Work[edit]

Marci's studies covered the mechanics of colliding bodies, epilepsy, and the refraction of light, as well as other topics. Prior to Marci, the prevailing theory of color assumed that light was modified by the action of a medium to produce color. Most theories were based upon the assumption that color was simply a modification of light varying between whiteness and blackness. Marci preceded Isaac Newton in his belief that "Light is not changed into colors except by a certain refraction in a dense medium; and the divers species of colors are the products of refraction."[3] Although he thought that different colors were caused by varying angles of incidence across the 1/2 degree apparent diameter of the sun, he stated that each color was condensed or disentangled from the others after refraction into homogeneous or elementary colors of red, green, blue and purple, and that no further change in color was obtained by additional refraction of elementary colors.[4]

Marci at some time came into possession of the Voynich Manuscript, apparently upon the death of its former owner, the alchemist Georg Baresch. He sent the book to his longtime friend Athanasius Kircher, with a cover letter dated 19 August 1666, or possibly 1665.[1]

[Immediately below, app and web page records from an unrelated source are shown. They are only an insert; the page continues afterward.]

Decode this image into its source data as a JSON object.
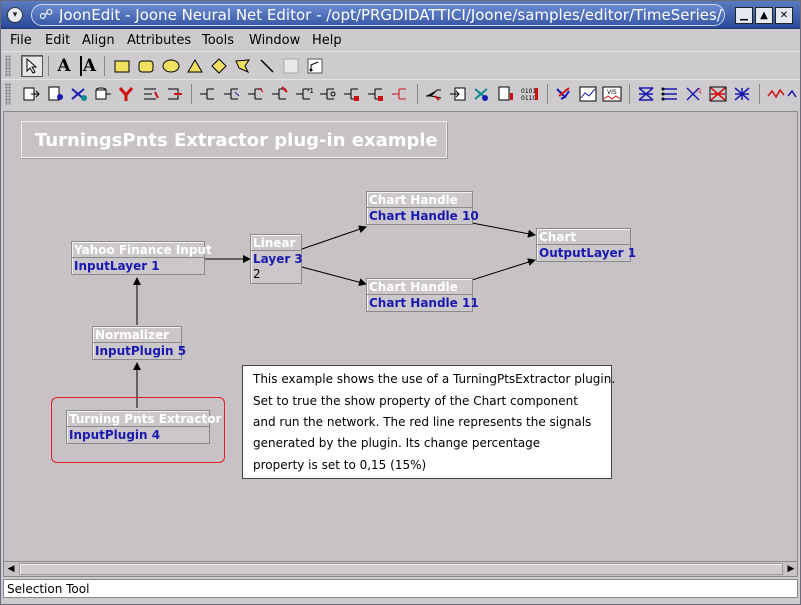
{
  "window": {
    "title": "JoonEdit - Joone Neural Net Editor - /opt/PRGDIDATTICI/Joone/samples/editor/TimeSeries/Turnin",
    "buttons": {
      "minimize": "▁",
      "maximize": "▲",
      "close": "✕"
    }
  },
  "menubar": {
    "items": [
      {
        "label": "File"
      },
      {
        "label": "Edit"
      },
      {
        "label": "Align"
      },
      {
        "label": "Attributes"
      },
      {
        "label": "Tools"
      },
      {
        "label": "Window"
      },
      {
        "label": "Help"
      }
    ]
  },
  "toolbar1": {
    "tools": [
      {
        "icon": "selection-arrow-icon",
        "glyph": "↖"
      },
      {
        "icon": "text-tool-icon",
        "glyph": "A"
      },
      {
        "icon": "text-area-tool-icon",
        "glyph": "A"
      },
      {
        "icon": "rectangle-tool-icon",
        "glyph": "▭"
      },
      {
        "icon": "rounded-rectangle-tool-icon",
        "glyph": "▢"
      },
      {
        "icon": "ellipse-tool-icon",
        "glyph": "⬭"
      },
      {
        "icon": "triangle-tool-icon",
        "glyph": "△"
      },
      {
        "icon": "diamond-tool-icon",
        "glyph": "◇"
      },
      {
        "icon": "polygon-tool-icon",
        "glyph": "⬠"
      },
      {
        "icon": "line-tool-icon",
        "glyph": "╲"
      },
      {
        "icon": "blank-tool-icon",
        "glyph": ""
      },
      {
        "icon": "connection-tool-icon",
        "glyph": "↗"
      }
    ]
  },
  "toolbar2": {
    "groups": [
      [
        "input-layer-icon",
        "file-input-icon",
        "url-input-icon",
        "db-input-icon",
        "yahoo-input-icon",
        "excel-input-icon",
        "memory-input-icon"
      ],
      [
        "linear-layer-icon",
        "sigmoid-layer-icon",
        "tanh-layer-icon",
        "log-layer-icon",
        "delay-layer-icon",
        "context-layer-icon",
        "winner-layer-icon",
        "gauss-layer-icon",
        "sine-layer-icon"
      ],
      [
        "switch-icon",
        "output-icon",
        "teacher-icon",
        "file-output-icon",
        "monitor-output-icon"
      ],
      [
        "chart-handle-icon",
        "chart-icon",
        "vis-icon"
      ],
      [
        "full-synapse-icon",
        "direct-synapse-icon",
        "delay-synapse-icon",
        "kohonen-synapse-icon",
        "sanger-synapse-icon"
      ],
      [
        "plugin-icon",
        "normalizer-icon"
      ]
    ]
  },
  "canvas": {
    "title": "TurningsPnts Extractor plug-in example",
    "nodes": {
      "yahoo": {
        "header": "Yahoo Finance Input",
        "name": "InputLayer 1"
      },
      "linear": {
        "header": "Linear",
        "name": "Layer 3",
        "extra": "2"
      },
      "chart_handle_10": {
        "header": "Chart Handle",
        "name": "Chart Handle 10"
      },
      "chart_handle_11": {
        "header": "Chart Handle",
        "name": "Chart Handle 11"
      },
      "chart": {
        "header": "Chart",
        "name": "OutputLayer 1"
      },
      "normalizer": {
        "header": "Normalizer",
        "name": "InputPlugin 5"
      },
      "turning": {
        "header": "Turning Pnts Extractor",
        "name": "InputPlugin 4"
      }
    },
    "note": {
      "lines": [
        "This example shows the use of a TurningPtsExtractor plugin.",
        "Set to true the show property of the Chart component",
        "and run the network. The red line represents the signals",
        "generated by the plugin. Its change percentage",
        "property is set to 0,15 (15%)"
      ]
    }
  },
  "status": {
    "text": "Selection Tool"
  },
  "colors": {
    "accent_blue": "#1a1ab0",
    "title_bar": "#2a4a98",
    "selection_red": "#e02020"
  }
}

He is remembered today by the award of an annual medal to distinguished scientists by the Slovak-Czech Spectroscopy Society.

Books[edit]

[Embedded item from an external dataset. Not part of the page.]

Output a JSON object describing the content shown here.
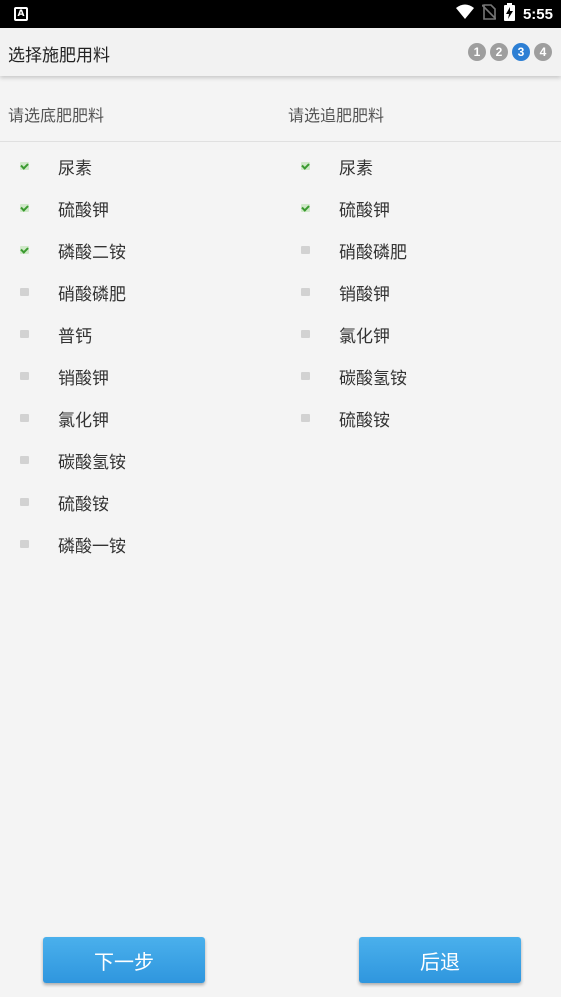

  • Operatricum Idea (1635)
  • Idearum operaticum idea (1636)
  • De proportione motus seu regula sphygmica (1639)
  • Thaumantias. Liber de arcu coelesti deque collorum apparentium natura ortu et causis (Pragae: typis Academicis, 1648)
  • Dissertatio de natura iridis (1650)
  • De longitudine seu differentia inter duos meridianos (1650)
  • Labyrinthus, in quo via ad circuli quadraturam pluribus modis exhibetur (1654)
  • Philosophia vetus restituta (1662)
  • Othosophia seu philosophia impulsus universalis (1683)

References[edit]

  1. ^ a b c d Tiltman, John H. (Summer 1967). The Voynich Manuscript: "The Most Mysterious Manuscript in the World" XII (3). NSA Technical Journal. Retrieved October 30, 2011. 
  2. ^ MacDonnell, Joseph. Companions of Jesuits: A History of Collaboration.Detroit: NU-AD Inc., 1995, p. 78.
  3. ^ Richard S. Westfall, "The Development of Newton's Theory of Color" ISIS, Vol. 53, No. 3 (Sept. 1962) pp. 339-358
  4. ^ Carl B. Boyer, The Rainbow from Myth to Mathematics (1959)

External links[edit]